Guest Post by John Paluszek
It’s now apparent that Tunis and the many newly-“Occupied” cities are virtual neighbors – not geographically, of course, but in the newly-aroused global Vox Populi Community. These “neighbors”, although in vastly different societies, have common fundamental demands: “justice”, “fairness” and “voice”.
In this historic year of 2011 something seminal seems to have entered the global ether. The successful October Tunisian elections remind us that what began in the January demonstrations in Tunis has spread throughout North Africa, the Middle East and, in the U.S., first to “Occupy Wall Street” in New York and then to “Occupy” cities across the country and well beyond. Fundamentally, that “something” is the eruption of long-repressed and/or greatly frustrated citizenry demanding change – existential change of governments in Tunisia, Egypt and Libya (with Syria and Yemen in the wings) and systemic adjustment in many other countries.
The ultimate outcomes are varying greatly. Autocrats have fallen, economic systems are being shaken. Establishment leaders everywhere should wonder whether, truly, “this time it’s different” — whether the evolving global network society is not only transmitting, but also magnifying, the power of public opinion. (Mark Twain once wrote that some think of public opinion as “the voice of God.”)
Bridging The Divide
Our good friends at Bridging The Divide, the Washington D.C. based international non-governmental-organization linking civil society across international borders on behalf of peace, rights issues and good governance (www.bridging-the-divide.org), have put the case compellingly. David R. Holdridge, CEO: “Sovereignty is not what it used to be … Now the technologies and a youth fed up with war and despair are silently, but inexorably, creating a union … They are, in historic proportions, going on line. They are accelerating daily the great trade in ideas over The World Wide Web.”
The epic changes achieved in North Africa this year, once thought a quixotic mission, should give inspiration to the currently exercised vox populi in the U.S. Whether sitting in at “Occupy” sites or inactive but confounded by what appears to be a largely dysfunctional national government, these Americans might well consider a commitment to perhaps an equally quixotic – and yet seminal – mission, “Get Special Interests Money Out Of Politics.”(Surely, to be sustainable, the “Occupy” movements must soon articulate a specific, focused message and a political destination that will resonate among the middle class and the political center.)
Americans For Campaign Reform

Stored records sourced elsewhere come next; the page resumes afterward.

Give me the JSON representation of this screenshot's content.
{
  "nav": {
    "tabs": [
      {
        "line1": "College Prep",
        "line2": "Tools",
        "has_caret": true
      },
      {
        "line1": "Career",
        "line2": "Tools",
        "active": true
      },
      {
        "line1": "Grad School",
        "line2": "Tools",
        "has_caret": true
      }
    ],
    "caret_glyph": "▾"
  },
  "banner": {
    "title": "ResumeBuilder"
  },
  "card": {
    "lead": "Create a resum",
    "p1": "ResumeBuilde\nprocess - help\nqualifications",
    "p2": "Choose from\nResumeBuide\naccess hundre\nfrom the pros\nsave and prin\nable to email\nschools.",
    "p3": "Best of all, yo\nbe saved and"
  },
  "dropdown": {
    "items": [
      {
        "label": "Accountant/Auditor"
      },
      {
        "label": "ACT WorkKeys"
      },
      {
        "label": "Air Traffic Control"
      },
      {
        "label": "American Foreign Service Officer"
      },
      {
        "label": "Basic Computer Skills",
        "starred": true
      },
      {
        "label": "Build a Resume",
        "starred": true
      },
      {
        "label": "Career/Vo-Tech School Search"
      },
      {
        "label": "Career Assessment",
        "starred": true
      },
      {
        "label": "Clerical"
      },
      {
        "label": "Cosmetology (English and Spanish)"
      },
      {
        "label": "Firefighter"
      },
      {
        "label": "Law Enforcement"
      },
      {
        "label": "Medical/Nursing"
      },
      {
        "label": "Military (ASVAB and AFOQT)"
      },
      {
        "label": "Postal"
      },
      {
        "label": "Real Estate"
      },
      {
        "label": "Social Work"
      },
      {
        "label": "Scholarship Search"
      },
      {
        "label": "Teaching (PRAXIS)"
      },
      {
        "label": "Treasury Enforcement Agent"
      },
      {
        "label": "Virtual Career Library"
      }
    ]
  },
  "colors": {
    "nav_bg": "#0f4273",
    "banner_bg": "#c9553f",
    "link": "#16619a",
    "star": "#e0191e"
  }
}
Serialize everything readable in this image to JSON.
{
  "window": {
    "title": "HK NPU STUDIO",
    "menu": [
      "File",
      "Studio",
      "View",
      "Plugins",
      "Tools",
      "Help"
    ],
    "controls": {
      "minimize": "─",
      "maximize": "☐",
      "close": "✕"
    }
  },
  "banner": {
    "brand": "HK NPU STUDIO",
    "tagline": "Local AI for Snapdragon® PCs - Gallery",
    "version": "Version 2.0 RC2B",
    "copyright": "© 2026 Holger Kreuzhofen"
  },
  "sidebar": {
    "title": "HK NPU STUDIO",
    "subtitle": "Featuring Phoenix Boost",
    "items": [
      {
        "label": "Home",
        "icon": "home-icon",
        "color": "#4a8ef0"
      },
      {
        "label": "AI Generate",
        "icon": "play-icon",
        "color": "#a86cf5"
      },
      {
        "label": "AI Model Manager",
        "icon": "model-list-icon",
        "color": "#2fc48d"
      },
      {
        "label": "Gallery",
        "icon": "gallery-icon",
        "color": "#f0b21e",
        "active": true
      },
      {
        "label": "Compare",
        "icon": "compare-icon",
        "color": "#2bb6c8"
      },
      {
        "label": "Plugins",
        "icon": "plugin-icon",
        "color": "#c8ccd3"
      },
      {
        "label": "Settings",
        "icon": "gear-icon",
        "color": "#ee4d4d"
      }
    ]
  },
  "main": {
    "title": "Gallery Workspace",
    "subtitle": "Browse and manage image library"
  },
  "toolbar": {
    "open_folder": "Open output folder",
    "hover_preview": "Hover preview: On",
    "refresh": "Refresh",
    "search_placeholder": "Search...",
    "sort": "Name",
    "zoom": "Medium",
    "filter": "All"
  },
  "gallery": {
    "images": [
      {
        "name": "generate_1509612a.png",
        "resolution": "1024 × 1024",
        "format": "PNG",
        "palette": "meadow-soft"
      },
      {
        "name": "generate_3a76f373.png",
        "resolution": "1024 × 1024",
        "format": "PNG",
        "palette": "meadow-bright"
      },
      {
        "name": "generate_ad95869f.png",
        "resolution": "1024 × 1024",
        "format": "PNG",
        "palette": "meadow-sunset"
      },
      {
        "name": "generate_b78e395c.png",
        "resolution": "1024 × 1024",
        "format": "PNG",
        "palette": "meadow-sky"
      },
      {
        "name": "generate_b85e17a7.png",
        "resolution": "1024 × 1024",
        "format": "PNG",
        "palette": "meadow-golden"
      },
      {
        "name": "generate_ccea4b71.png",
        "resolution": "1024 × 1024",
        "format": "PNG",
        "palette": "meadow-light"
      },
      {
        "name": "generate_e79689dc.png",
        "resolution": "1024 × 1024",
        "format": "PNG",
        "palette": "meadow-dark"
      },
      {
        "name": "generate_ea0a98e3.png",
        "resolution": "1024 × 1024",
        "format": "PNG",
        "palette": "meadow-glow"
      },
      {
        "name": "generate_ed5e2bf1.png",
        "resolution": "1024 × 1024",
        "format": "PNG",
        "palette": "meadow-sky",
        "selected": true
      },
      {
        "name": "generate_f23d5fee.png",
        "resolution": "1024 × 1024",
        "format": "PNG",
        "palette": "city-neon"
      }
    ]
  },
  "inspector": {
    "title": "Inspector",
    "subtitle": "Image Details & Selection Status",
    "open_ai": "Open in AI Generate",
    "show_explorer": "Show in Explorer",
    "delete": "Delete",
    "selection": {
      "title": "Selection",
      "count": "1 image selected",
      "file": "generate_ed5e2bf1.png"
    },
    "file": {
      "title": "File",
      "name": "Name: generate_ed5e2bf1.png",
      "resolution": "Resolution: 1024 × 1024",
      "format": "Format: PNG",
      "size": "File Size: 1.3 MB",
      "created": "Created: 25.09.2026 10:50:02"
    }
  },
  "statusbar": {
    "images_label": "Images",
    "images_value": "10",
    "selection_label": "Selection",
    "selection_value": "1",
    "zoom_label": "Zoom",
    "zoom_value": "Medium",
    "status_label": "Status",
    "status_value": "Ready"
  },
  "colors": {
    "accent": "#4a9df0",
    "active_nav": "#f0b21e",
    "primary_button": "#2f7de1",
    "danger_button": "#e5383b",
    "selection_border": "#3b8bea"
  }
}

The “special interests” mission has, of course, been addressed in fits and starts for decades. But now, the great national attention being paid to perceived vast economic disparity in America – think, “the 99% vs. 1%” – presents an opportunity for renewed action and long-delayed impact. An epicenter for this admittedly Sisyphian effort may well coalesce around the non-profit Americans For Campaign Reform (www.ACRreform.org).
ACR, chaired by four prestigious former U.S. Senators – Bill Bradley, Bob Kerrey, Warren Rudman and Alan Simpson (two Democrats, two Republicans) – is a non-partisan organization championing public funding as an alternative to the special interests campaign finance well ingrained in U.S. national politics and magnified by last year’s Citizens United Supreme Court decision.
ACR has summarized this systemic national issue quite well: “Congress hasn’t solved the most pressing challenges facing our country…because our leaders must cater to the special interests that fund campaigns.” Championing public funding for federal races – President, Senate and House – ACR seeks citizen support for proposed legislation, The Fair Elections Act (S.752 and HR. 1826), to achieve what Senator Bradley envisions: “the power rest[ing] with voters, not with special interests.”
Or, to interpret this goal in another vernacular, ACR seeks the triumph of the marketplace of ideas over the influence of the dollar.
Americans can gain inspiration from those people abroad who, with courage and perseverance against all odds, are grappling with the momentous challenges they have generated, nothing less than evolving fundamentally new political systems to improve their quality of life.
John Paluszek, senior counsel at Ketchum, is APR, a Fellow of The Public Relations Society of America and immediate past-chair of The Global Alliance for Public Relations and Communication Management.